They talked.

And then began inviting one another to their church’s events.

“Our congregations got a taste of him and me, and we slowly began to work our ways into the equation,” said Bernard.

But the two did not want to assume a mutual bond between their two congregations based on their relationship alone. While the congregations had periodically worshipped together and attended events together, Bernard and Kyle knew their churches needed a deeper connection.

Over Memorial Day weekend in 2017, the two church families joined together for a retreat funded by Resonate Global Mission.

“We prepared meals together. Ate together. We shared times of prayer together,” said Bernard. “It was just a way of us getting our congregations into one another’s lives.”

One part of that retreat was a fireside chat entitled “Stuff We Had to Work Through,” in which Bernard and Kyle shared about their relationship and the ways they had to grow to stay committed to one another.

At the time, the two pastors hoped for The Way Church and Oakland Communion to reach full unification by the end of 2018—yet even the year-and-a-half timeline seemed ambitious.

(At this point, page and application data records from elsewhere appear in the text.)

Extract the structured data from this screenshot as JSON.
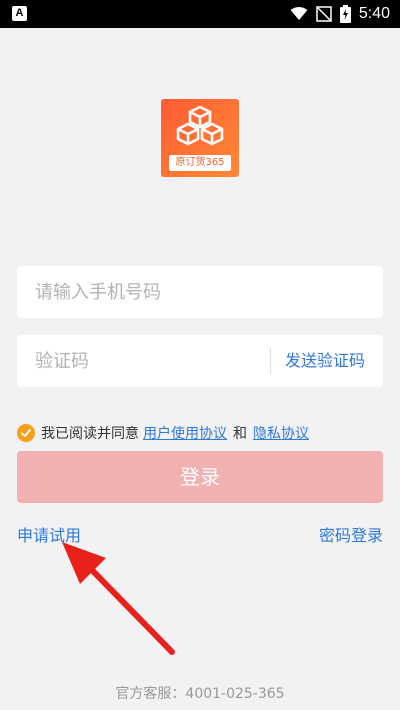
{
  "status_bar": {
    "app_icon_letter": "A",
    "time": "5:40"
  },
  "logo": {
    "label": "原订货365"
  },
  "phone": {
    "placeholder": "请输入手机号码"
  },
  "code": {
    "placeholder": "验证码",
    "send_label": "发送验证码"
  },
  "agreement": {
    "prefix": "我已阅读并同意",
    "user_agreement": "用户使用协议",
    "and": "和",
    "privacy": "隐私协议",
    "checked": true
  },
  "login": {
    "label": "登录"
  },
  "links": {
    "apply_trial": "申请试用",
    "password_login": "密码登录"
  },
  "footer": {
    "service": "官方客服：4001-025-365"
  },
  "colors": {
    "accent": "#2f7ad8",
    "check": "#f59f1b",
    "login_disabled": "#f0b1b0",
    "logo": "#ff6a35",
    "annotation": "#e8221b"
  }
}
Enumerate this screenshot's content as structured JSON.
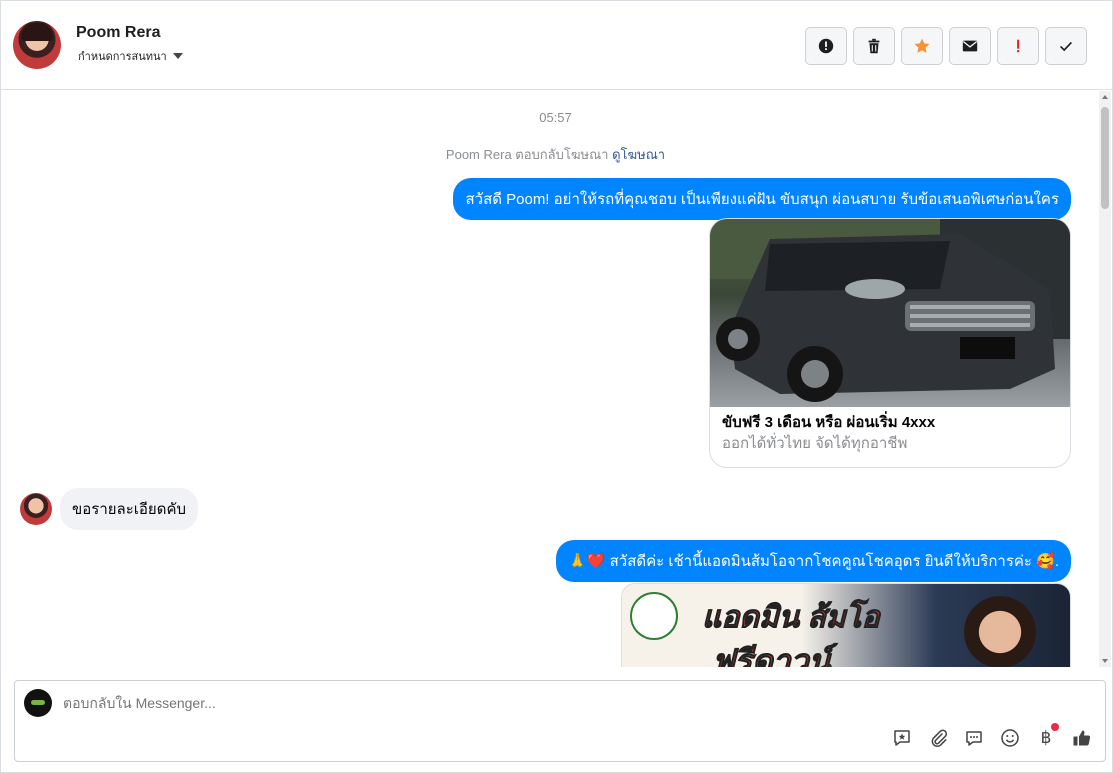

They compare the congregation’s walk toward unification to climbing Mount Everest. “You have to climb a bit and then set up a basecamp to adjust to the elevation before climbing again,” Kyle said. “We had been at basecamp a little while.”

And then Charlottesville happened.

White national supremacists rallied in Charlottesville, Virginia, in August 2017 to protest against the removal of a statue of Confederate icon General Robert E. Lee. The demonstration turned violent, killing three and injuring more than 30 people.

“The events of Charlottesville called for a tangible response,” said Bernard. “Our response had to be something sustainable. Our response was bringing our churches together and showing the world we can do this. We can live in unity. I believe the church has to be a model for the world. If racial unity is going to happen in this world, it has to be modeled by the church.”

The Tapestry Church’s first worship service as a unified body was on Sunday, June 3, 2018.

“I’m thrilled about two congregations becoming one in Tapestry Church,” said Ben Katt, Resonate’s Regional Mission Leader for the Western US. “It reflects our vision for churches that reflect our essential gospel calling to be a people reconciled in Christ across the divides.”

Tapestry Church describes their body as “a tapestry of many cultures woven together into the fabric of Oakland to display the beauty of God’s story.” Kyle shares they are a multiethnic church with people who share a common history that includes some very deep injustice, wounds, and trauma.

“We know that in our confession, God is going to receive us,” Kyle said. “Our status is not earned in having a perfect history in regards to race relations … The best testimony we could give of the power of the gospel was not to start from the scratch but to merge our congregations into one existing church.”

Kevin Schutte, Mission Shaped Congregations Leader for Resonate, notes that Tapestry Church’s unification is about putting others first.

“Each church has to be willing to serve the other church, be willing to submit to the other church. Each church has to see beyond past histories of racial or ethnic perceptions to what a new identity in Christ looks like, which eliminates those divisions and unifies the body.”

He hopes that the Tapestry Church’s unification is catalytic for what church plants can do moving forward.

Both Bernard and Kyle hope so, too.

“The support of Resonate and other people has been instrumental in making this happen,” Kyle said. “We are under no illusion that we are doing this alone. We are very grateful God brought us this care and support. We really don’t want to be unique in this. We want to be a part of a large group of people who are part of this work.”

Tapestry Church was featured on KTVU TV before their June 3 service. Watch the clip.